House (Robby Henson, 2007)
I didn’t realize when I started watching Robby Henson (Pharaoh’s Army)’s House that is was based on a collaborative novel between Frank Peretti (an author whose work I found, let’s say, wanting) and Ted Dekker (whose stuff I like a great deal better). In other words, it’s a “Christian movie.” With, I gotta say, a pretty durned weird cast for a “Christian movie.” But, as is usually the case, I’m getting ahead of myself. I’ll just finish off the opening paragraph with a great, great quote from another review, published on 9Nov2008 by a user with the nick m_walker_731: “The acting was typical Christian-movie acting. There’s an old saying in the Christian Film industry. ‘We cannot take the able and make them faithful; we must take the faithful, and God will make them able.’ This is no exception.“ Oh, that’s what I call a quotable review. (I should, since I just quoted it…)
Plot: Jack (She Hate Me‘s Reynaldo Rosales) and Stephanie (Mexican Werewolf in Texas‘ Heidi Dippold in, as of this writing, her final screen appearance) Singleton are lost on a back road, as is often the case in horror films, on their way to Birmingham, AL. Jack is driving too fast while arguing with Stephanie; we soon find out (this is not a spoiler, it’s part of the jacket copy) that their child recently died, and each of them blames the other for her death, leading to a lot of this sort of festering argument. These distractions cause a near-miss accident, the side effects of which leave their car inoperable; they wander off and stumble upon a hotel in the middle of nowhere. When they go in, they find the lights out, but also find Randy Messarue (Curse of the Komodo‘s J. P. Taylor) and his fiancee Leslie Taylor (Hitch‘s Julie Ann Emery), the owners of the BMW Jack clipped. The four of them wander around, and finally discover the place’s owners (who were down in the basement fixing the fusebox): Betty and Stewart (Leslie Easterbrook and Bill Moseley, both veterans of The Devil’s Rejects) and their creepy, possibly mentally challenged son Pete (Lawless‘ Lou Temple). Everything starts out about as normal as it can be, but the guests soon realize the inhabitants of the house—and possibly the house itself—know more about them than is possible…
And thus I find myself back at that quote.
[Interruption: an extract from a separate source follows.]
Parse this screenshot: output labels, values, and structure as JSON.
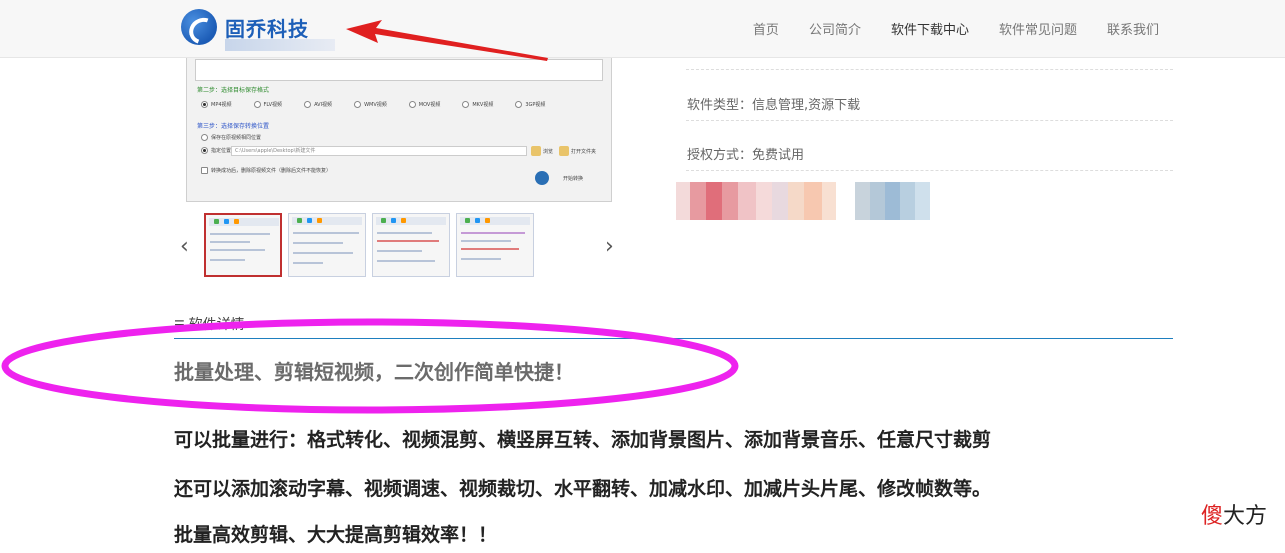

Now, if you know me in meatspace (or if you’ve been following my reviews long enough for the equivalent), this may shock you, but I did the born-again thing for a couple of years back in the mid-eighties, and as a part of that, I saw more than a handful of films from m_walker_731’s Christian Film Industry. And I’ll tell you what—things are WAY better twenty years and change later than they were back then. In 1985, the idea that someone who’d made a mark in the secular world, like Moseley or Michael Madsen (Reservoir Dogs), would show up in something from the C.F.I. was patently ridiculous. And now, well, here we are. Madsen and Moseley have admittedly small roles, but they’re here, and Easterbrook is just as crazy as she was in The Devil’s Rejects. I wasn’t quite as impressed with our four guests—of them, Rosales turns in the best performance by far, but there’s no one terribly embarrassing here; the industry has come a long, long way from Dino DeFilippi’s laughable performance in 1970’s The Cross and the Switchblade.
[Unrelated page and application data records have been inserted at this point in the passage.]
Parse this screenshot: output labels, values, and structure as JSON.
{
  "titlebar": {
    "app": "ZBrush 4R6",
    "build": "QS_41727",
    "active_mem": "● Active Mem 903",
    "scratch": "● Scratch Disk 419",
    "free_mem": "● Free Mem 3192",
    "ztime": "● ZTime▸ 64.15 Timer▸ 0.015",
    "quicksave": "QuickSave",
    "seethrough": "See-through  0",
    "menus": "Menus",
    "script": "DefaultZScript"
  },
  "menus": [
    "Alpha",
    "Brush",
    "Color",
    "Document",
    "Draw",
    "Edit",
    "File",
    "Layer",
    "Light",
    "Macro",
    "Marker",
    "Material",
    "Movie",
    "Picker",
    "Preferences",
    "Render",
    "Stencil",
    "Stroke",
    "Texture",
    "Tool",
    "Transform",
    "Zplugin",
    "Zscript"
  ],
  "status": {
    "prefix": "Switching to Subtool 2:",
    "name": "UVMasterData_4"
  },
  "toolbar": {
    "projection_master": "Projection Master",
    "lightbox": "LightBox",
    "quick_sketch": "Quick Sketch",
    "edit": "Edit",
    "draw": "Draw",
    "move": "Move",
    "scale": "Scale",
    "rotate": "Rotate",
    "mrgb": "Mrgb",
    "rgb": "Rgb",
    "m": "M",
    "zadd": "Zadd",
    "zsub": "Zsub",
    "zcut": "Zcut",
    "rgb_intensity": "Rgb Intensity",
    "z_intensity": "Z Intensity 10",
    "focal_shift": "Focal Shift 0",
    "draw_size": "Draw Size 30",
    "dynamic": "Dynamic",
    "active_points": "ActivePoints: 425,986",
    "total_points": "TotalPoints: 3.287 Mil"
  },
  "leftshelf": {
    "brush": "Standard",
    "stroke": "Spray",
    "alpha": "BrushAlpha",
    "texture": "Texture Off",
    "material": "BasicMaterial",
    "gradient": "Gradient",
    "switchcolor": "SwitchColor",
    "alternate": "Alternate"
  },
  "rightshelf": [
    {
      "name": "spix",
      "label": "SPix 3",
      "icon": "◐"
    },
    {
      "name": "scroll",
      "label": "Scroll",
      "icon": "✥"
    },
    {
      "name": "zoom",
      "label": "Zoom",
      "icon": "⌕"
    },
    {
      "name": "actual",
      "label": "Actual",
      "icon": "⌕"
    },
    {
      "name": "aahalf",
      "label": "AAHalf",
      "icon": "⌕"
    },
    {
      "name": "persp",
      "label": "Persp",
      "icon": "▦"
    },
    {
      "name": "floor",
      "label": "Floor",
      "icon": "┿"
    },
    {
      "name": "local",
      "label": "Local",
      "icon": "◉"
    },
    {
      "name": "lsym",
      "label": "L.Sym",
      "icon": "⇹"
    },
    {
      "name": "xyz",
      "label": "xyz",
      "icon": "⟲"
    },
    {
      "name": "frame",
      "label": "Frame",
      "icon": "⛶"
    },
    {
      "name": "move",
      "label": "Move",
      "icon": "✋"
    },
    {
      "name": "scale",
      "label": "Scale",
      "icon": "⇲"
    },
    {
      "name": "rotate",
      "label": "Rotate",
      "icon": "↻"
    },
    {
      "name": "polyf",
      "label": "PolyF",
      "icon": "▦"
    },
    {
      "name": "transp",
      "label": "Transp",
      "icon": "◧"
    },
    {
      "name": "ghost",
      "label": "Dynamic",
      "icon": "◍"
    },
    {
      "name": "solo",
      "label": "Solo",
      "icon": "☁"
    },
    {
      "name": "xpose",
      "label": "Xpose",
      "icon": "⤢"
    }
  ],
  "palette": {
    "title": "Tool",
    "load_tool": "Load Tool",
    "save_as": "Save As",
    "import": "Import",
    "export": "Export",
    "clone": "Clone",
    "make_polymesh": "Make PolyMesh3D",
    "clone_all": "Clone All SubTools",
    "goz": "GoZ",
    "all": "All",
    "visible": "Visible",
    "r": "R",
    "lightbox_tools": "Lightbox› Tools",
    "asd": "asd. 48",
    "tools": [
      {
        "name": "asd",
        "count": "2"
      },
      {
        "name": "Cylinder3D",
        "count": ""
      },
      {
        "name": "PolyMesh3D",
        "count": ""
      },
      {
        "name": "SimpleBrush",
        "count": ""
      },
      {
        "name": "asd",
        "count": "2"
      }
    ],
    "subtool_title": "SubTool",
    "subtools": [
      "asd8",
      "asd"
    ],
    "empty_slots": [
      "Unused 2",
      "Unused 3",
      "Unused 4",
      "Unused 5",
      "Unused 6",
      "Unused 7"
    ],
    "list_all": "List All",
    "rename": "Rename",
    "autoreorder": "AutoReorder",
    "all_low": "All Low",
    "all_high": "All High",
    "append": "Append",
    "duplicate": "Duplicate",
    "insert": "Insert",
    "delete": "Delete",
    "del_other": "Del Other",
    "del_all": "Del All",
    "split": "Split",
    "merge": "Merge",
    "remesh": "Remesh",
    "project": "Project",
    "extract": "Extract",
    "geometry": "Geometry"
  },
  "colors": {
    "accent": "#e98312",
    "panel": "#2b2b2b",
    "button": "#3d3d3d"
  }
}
Speaking specifically as a non-Christian here (but one who, as I mentioned before, gets a kick out of Ted Dekker’s novels), I found this to be watchable, if nothing special. Another thing to note about m_walker_731’s review is the assertion that this movie will make a great deal more sense to those who’ve read the novel. There are bits where I did find myself wondering what in the world was going on, but they were brief enough; I usually had my feet pretty firmly enmeshed in the plot. Not something to avoid, but not necessarily something to go out of the way for unless you’re a big fan of one of the principals here. ** ½